“Wake works brilliantly as a whole—the book's title with its multiple meanings impregnates the poems and allows them to speak to one another—and the overriding emotional thrust is a nostalgia freed of sentimentality, a nostalgia for the dream, for the dead, and for the ephemeral traces of nature, remnants that touch our senses…Wake is epic in its measure of the ruined world, which is our world, whether we dare claim it or not.”—Rain Taxi
“Readers should be thankful that Ramke has shared his inner peregrinations; those sturdy enough to withstand the hard Sophoclean light of his examination of humankind and the world at large may be the wiser for it.”—Max Winter, Boston Review
Throughout Bin Ramke's book of poems, certain elements recur insistently: birds and boyhood, betrayal and longings that careen between flesh and faith.
Ramke refuses to distinguish between scientific and poetic approaches to knowing the world. In Wake, the poet does not pretend to offer wisdom but instead offers words, and the words are given as much freedom as possible. The title itself resonates with all its presumptive meanings: an alternative to dreaming, a ceremony binding the living to the dead, and the pattern left briefly in water by boats—handwriting as turbulence in a fluid medium.
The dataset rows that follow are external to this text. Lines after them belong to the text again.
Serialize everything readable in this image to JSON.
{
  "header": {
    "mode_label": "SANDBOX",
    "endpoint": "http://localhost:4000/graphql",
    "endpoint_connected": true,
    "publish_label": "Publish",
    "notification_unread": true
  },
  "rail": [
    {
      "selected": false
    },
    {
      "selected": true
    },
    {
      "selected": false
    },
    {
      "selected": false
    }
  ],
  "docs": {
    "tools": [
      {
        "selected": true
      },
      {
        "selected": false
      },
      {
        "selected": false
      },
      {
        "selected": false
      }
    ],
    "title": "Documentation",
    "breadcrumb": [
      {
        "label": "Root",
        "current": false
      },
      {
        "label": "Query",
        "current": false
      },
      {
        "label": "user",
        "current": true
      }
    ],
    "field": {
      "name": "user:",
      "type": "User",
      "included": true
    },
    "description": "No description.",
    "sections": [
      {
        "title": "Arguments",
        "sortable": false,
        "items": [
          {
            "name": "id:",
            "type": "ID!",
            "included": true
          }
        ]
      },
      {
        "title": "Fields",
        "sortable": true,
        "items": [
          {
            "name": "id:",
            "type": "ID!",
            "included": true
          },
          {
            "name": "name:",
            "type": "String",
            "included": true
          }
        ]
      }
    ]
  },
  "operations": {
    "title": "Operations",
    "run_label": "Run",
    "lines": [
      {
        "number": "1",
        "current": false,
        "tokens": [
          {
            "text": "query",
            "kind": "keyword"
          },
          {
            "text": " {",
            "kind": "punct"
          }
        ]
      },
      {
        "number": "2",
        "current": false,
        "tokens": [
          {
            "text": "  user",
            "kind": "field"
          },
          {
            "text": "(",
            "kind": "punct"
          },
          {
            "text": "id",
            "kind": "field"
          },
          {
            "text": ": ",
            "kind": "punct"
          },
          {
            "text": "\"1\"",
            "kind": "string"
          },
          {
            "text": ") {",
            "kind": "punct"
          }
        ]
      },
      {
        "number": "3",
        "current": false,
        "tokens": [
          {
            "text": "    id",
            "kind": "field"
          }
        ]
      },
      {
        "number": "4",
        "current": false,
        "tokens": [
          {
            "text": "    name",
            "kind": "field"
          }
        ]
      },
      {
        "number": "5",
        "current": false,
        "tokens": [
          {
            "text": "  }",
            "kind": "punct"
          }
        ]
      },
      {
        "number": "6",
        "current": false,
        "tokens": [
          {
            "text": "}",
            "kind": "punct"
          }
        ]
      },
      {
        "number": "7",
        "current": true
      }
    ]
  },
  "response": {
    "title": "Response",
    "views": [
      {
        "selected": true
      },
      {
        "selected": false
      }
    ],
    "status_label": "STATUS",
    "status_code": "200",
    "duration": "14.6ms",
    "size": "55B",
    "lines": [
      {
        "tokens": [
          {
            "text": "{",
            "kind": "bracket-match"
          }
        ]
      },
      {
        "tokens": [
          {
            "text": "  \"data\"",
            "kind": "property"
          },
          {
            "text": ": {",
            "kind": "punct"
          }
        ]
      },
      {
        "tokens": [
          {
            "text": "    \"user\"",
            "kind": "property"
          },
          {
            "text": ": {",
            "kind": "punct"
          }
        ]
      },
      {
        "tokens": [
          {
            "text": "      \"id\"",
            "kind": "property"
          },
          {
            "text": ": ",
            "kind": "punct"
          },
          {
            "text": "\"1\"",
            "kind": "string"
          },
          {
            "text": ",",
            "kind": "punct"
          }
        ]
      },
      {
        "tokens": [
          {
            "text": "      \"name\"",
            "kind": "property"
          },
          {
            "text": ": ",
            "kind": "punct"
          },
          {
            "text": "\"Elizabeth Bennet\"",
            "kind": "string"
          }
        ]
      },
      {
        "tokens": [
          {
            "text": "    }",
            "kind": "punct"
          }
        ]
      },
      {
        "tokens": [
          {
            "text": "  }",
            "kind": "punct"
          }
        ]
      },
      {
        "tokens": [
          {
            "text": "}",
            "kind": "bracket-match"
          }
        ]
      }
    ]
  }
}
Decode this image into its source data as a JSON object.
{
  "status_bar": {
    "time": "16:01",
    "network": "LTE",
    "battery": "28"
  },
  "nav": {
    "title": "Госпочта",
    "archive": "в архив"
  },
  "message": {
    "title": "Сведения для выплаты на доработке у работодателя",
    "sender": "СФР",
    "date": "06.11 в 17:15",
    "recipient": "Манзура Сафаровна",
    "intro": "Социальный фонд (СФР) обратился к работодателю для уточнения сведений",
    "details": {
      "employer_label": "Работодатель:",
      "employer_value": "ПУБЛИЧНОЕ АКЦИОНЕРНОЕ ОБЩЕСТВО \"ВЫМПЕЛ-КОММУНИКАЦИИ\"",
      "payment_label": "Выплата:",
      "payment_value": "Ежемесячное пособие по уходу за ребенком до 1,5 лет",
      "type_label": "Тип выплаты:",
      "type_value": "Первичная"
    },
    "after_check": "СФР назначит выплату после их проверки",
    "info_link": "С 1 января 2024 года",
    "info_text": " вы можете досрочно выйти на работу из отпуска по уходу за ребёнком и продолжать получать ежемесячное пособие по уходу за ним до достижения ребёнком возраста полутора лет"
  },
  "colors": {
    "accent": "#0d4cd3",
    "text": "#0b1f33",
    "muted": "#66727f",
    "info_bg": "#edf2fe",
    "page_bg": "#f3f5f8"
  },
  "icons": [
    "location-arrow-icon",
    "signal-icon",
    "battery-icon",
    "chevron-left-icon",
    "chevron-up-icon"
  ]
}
Elements of the world at large are woven into the language of these poems, resulting in a conversation among transcripts from the trial of Jeffrey Dahmer, passages from the notebooks of John James Audubon, a meditation on the Book of Daniel, whole epic sentences out of Milton, and the modest observations of the struggling poet himself.
A Little Ovid Late In The Day
It is late in the day
to outlive the words:
tales of incest, corruption,
any big, mythic vice
against the color of sun,
the sweetness of the time of day—
I know the story,
it is the light I care about.
The book falls from my hands
and I know all the stories,
I know better than that.
They glitter in the grass.
This is fun in the summer,
the sun descending onto my back,
the weight of eight light-minutes
warm there against skin.
Someone will read aloud to me
when I have forgotten the words,
the look they make against the page,
the kind of stain it is against the paper.